- **YOUR INSTRUCTIONS**
Would you output all the entries below without altering a word?

- **THE DATA**
···
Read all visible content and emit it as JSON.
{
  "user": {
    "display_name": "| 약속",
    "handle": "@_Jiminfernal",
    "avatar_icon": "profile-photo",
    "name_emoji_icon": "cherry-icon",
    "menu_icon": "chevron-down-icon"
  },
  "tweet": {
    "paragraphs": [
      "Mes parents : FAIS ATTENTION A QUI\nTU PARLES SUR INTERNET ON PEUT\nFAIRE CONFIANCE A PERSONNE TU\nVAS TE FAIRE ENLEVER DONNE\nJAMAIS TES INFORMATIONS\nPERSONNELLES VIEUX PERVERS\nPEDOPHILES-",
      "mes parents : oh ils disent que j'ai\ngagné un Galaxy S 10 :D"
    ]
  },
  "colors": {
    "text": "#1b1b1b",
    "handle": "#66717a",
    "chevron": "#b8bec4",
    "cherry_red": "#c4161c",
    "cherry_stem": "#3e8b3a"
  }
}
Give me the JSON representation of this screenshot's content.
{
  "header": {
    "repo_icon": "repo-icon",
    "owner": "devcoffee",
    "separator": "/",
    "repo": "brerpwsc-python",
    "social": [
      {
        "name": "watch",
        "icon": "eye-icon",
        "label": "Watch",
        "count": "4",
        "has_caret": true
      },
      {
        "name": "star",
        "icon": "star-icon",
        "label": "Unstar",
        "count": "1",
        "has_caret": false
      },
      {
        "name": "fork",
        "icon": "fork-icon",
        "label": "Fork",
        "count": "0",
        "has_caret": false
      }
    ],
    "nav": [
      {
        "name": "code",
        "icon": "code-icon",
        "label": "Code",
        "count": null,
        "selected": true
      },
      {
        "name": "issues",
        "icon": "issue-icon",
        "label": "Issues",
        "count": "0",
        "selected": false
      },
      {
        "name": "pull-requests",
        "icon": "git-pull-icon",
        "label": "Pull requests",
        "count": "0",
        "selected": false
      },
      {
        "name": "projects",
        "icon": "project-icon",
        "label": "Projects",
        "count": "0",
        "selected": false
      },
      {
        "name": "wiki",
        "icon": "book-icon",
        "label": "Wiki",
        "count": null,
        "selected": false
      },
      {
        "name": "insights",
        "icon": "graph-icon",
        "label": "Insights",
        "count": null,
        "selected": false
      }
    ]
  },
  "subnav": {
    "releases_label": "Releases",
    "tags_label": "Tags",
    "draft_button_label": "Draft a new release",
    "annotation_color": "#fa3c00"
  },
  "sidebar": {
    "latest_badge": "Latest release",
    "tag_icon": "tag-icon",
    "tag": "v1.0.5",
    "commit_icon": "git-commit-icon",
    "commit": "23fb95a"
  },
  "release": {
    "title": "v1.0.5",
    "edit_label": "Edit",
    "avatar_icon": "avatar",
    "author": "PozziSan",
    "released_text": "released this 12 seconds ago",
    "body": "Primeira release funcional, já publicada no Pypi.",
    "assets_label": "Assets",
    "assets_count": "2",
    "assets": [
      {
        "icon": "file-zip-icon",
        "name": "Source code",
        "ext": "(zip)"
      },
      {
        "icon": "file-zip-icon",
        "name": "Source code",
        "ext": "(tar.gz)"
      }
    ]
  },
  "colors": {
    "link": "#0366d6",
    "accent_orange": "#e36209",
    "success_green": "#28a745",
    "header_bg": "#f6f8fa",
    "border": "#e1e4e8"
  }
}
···
- **ANSWER**
Read all visible content and emit it as JSON.
{
  "user": {
    "display_name": "| 약속",
    "handle": "@_Jiminfernal",
    "avatar_icon": "profile-photo",
    "name_emoji_icon": "cherry-icon",
    "menu_icon": "chevron-down-icon"
  },
  "tweet": {
    "paragraphs": [
      "Mes parents : FAIS ATTENTION A QUI\nTU PARLES SUR INTERNET ON PEUT\nFAIRE CONFIANCE A PERSONNE TU\nVAS TE FAIRE ENLEVER DONNE\nJAMAIS TES INFORMATIONS\nPERSONNELLES VIEUX PERVERS\nPEDOPHILES-",
      "mes parents : oh ils disent que j'ai\ngagné un Galaxy S 10 :D"
    ]
  },
  "colors": {
    "text": "#1b1b1b",
    "handle": "#66717a",
    "chevron": "#b8bec4",
    "cherry_red": "#c4161c",
    "cherry_stem": "#3e8b3a"
  }
}
Give me the JSON representation of this screenshot's content.
{
  "header": {
    "repo_icon": "repo-icon",
    "owner": "devcoffee",
    "separator": "/",
    "repo": "brerpwsc-python",
    "social": [
      {
        "name": "watch",
        "icon": "eye-icon",
        "label": "Watch",
        "count": "4",
        "has_caret": true
      },
      {
        "name": "star",
        "icon": "star-icon",
        "label": "Unstar",
        "count": "1",
        "has_caret": false
      },
      {
        "name": "fork",
        "icon": "fork-icon",
        "label": "Fork",
        "count": "0",
        "has_caret": false
      }
    ],
    "nav": [
      {
        "name": "code",
        "icon": "code-icon",
        "label": "Code",
        "count": null,
        "selected": true
      },
      {
        "name": "issues",
        "icon": "issue-icon",
        "label": "Issues",
        "count": "0",
        "selected": false
      },
      {
        "name": "pull-requests",
        "icon": "git-pull-icon",
        "label": "Pull requests",
        "count": "0",
        "selected": false
      },
      {
        "name": "projects",
        "icon": "project-icon",
        "label": "Projects",
        "count": "0",
        "selected": false
      },
      {
        "name": "wiki",
        "icon": "book-icon",
        "label": "Wiki",
        "count": null,
        "selected": false
      },
      {
        "name": "insights",
        "icon": "graph-icon",
        "label": "Insights",
        "count": null,
        "selected": false
      }
    ]
  },
  "subnav": {
    "releases_label": "Releases",
    "tags_label": "Tags",
    "draft_button_label": "Draft a new release",
    "annotation_color": "#fa3c00"
  },
  "sidebar": {
    "latest_badge": "Latest release",
    "tag_icon": "tag-icon",
    "tag": "v1.0.5",
    "commit_icon": "git-commit-icon",
    "commit": "23fb95a"
  },
  "release": {
    "title": "v1.0.5",
    "edit_label": "Edit",
    "avatar_icon": "avatar",
    "author": "PozziSan",
    "released_text": "released this 12 seconds ago",
    "body": "Primeira release funcional, já publicada no Pypi.",
    "assets_label": "Assets",
    "assets_count": "2",
    "assets": [
      {
        "icon": "file-zip-icon",
        "name": "Source code",
        "ext": "(zip)"
      },
      {
        "icon": "file-zip-icon",
        "name": "Source code",
        "ext": "(tar.gz)"
      }
    ]
  },
  "colors": {
    "link": "#0366d6",
    "accent_orange": "#e36209",
    "success_green": "#28a745",
    "header_bg": "#f6f8fa",
    "border": "#e1e4e8"
  }
}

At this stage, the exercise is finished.